**WORK TO COMPLETE:**
Start at the top line and retype the data exactly through to the end.
** Opening DATA PROVIDED block **
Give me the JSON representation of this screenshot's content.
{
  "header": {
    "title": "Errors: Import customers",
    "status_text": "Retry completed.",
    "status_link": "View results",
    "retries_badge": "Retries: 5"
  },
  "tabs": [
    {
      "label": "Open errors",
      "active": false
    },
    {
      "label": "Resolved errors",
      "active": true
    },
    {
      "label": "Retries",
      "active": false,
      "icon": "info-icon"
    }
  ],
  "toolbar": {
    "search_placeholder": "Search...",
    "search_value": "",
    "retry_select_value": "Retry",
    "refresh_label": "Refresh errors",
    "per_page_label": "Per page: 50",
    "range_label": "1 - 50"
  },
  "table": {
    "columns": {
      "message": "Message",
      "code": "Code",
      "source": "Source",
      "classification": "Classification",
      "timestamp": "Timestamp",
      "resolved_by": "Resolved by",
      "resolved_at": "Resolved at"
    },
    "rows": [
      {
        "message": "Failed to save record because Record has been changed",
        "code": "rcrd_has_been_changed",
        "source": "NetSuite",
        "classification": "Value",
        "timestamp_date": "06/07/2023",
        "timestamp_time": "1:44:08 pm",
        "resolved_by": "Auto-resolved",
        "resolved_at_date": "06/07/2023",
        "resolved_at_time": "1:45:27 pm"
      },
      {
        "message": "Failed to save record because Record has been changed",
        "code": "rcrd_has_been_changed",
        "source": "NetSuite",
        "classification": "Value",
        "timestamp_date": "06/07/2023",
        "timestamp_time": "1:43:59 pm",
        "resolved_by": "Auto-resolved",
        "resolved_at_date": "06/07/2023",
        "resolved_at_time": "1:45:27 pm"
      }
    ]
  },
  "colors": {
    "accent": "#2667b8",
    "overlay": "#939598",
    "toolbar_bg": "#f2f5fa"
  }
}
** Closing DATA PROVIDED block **
**RESULT OF THE TASK:**
Give me the JSON representation of this screenshot's content.
{
  "header": {
    "title": "Errors: Import customers",
    "status_text": "Retry completed.",
    "status_link": "View results",
    "retries_badge": "Retries: 5"
  },
  "tabs": [
    {
      "label": "Open errors",
      "active": false
    },
    {
      "label": "Resolved errors",
      "active": true
    },
    {
      "label": "Retries",
      "active": false,
      "icon": "info-icon"
    }
  ],
  "toolbar": {
    "search_placeholder": "Search...",
    "search_value": "",
    "retry_select_value": "Retry",
    "refresh_label": "Refresh errors",
    "per_page_label": "Per page: 50",
    "range_label": "1 - 50"
  },
  "table": {
    "columns": {
      "message": "Message",
      "code": "Code",
      "source": "Source",
      "classification": "Classification",
      "timestamp": "Timestamp",
      "resolved_by": "Resolved by",
      "resolved_at": "Resolved at"
    },
    "rows": [
      {
        "message": "Failed to save record because Record has been changed",
        "code": "rcrd_has_been_changed",
        "source": "NetSuite",
        "classification": "Value",
        "timestamp_date": "06/07/2023",
        "timestamp_time": "1:44:08 pm",
        "resolved_by": "Auto-resolved",
        "resolved_at_date": "06/07/2023",
        "resolved_at_time": "1:45:27 pm"
      },
      {
        "message": "Failed to save record because Record has been changed",
        "code": "rcrd_has_been_changed",
        "source": "NetSuite",
        "classification": "Value",
        "timestamp_date": "06/07/2023",
        "timestamp_time": "1:43:59 pm",
        "resolved_by": "Auto-resolved",
        "resolved_at_date": "06/07/2023",
        "resolved_at_time": "1:45:27 pm"
      }
    ]
  },
  "colors": {
    "accent": "#2667b8",
    "overlay": "#939598",
    "toolbar_bg": "#f2f5fa"
  }
}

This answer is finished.